Step 3 Host A receives the reply and now knows Gateway's sequence number. It generates another packet to complete the connection. This packet has the ACK flag set and also contains the sequence number that it expects the Gateway Server to use next, that is This packet's sequence number iswhich is what you're expecting.
I'll also be expecting the next packet you send me to have a sequence number of ". Now, someone might be expecting the next packet to be sent from the Gateway Server, but this is not the case. You might recall that Host A initiated the connection because it wanted to download a web page from the Gateway Server.
Since the 3-way TCP handshake has been completed, a virtual connection between the two now exists and the Gateway Server is ready to listen to Host A's request. With this in mind, it's now time for Host A to ask for the webpage it wanted, which brings us to step number 4. It does not initiate any protcol on the wire. The client does an active open to a listening port on the server.
This does start the TCP protocol. If the client open's against a non-listening port, there will either be no response, or there will be an error response. An error response is preferable because the client will not have to timeout.How TCP Works - Acknowledgment Numbers
The acknowledgement number is the sequence number of the next byte the receiver expects to receive. The receiver ack'ing sequence number x acknowledges receipt of all data bytes less than but not including byte number x. The sequence number is always valid. The acknowledgement number is only valid when the ACK flag is one.
The only time the ACK flag is not set, that is, the only time there is not a valid acknowledgement number in the TCP header, is during the first packet of connection set-up. Connection synchronization Connection set-up uses the SYN flags.
They are not used except for connection set-up.
The establish a connection the initiator active open selects an initial sequence number X and sends a packet with sequence number X and SYN flag 1.
The connection is now established.
networking - Sequence number and acknowledgement number do not match - Stack Overflow
Connection finish Connections are full duplex, that is, two distinct channels from server to client and from client to server. Either side independently closes its channel. A close is signaled by the FIN flag.
Here are four scenarios: Server continues to send data. Eventually the server sends a FIN. Server requests a close so the next packet is a FIN to the client. Both sides simultaneously send FIN packets. Both sides will respond with ACK's and the connection is fully closed. After full closure, a TCP connection is required to wait for twice the maximum segment lifetime, called the 2MSL wait.
Understanding TCP Sequence and Acknowledgment Numbers

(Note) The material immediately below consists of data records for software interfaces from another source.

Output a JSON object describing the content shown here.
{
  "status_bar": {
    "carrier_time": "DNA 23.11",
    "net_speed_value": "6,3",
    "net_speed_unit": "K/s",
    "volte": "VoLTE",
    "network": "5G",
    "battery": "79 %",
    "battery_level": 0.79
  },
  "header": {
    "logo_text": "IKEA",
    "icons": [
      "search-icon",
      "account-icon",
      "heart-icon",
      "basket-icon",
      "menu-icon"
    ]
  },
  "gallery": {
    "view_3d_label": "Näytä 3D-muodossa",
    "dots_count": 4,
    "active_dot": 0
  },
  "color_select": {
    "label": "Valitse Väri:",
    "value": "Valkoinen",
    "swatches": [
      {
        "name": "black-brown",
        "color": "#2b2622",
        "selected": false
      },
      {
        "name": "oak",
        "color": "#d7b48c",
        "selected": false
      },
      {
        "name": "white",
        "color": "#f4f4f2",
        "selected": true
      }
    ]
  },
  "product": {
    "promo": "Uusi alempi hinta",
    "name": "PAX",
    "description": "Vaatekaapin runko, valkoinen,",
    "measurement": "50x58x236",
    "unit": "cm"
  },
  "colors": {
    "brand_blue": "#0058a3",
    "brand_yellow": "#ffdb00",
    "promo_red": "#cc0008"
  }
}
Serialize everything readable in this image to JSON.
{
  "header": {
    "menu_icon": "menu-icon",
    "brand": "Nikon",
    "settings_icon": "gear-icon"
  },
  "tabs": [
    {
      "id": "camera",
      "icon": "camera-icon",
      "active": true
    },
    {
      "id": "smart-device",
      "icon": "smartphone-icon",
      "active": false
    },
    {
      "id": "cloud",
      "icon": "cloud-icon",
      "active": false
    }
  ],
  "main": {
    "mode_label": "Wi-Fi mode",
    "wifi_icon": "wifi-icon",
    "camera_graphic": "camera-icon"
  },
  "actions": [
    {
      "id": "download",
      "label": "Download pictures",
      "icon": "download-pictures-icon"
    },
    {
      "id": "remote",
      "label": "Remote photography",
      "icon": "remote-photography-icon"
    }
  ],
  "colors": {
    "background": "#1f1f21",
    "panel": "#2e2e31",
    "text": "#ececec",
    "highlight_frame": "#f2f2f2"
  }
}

This prevents old packets confusing new connections, if a new connection is immediately created using old port and IP numbers. It also aids in completing the close. Connection reset A packet with RST flag set aborts resets the connection. The initiating party will immediately abort. A packet with RST set can be sent during a communication, for example, if an invalid sequence number is received.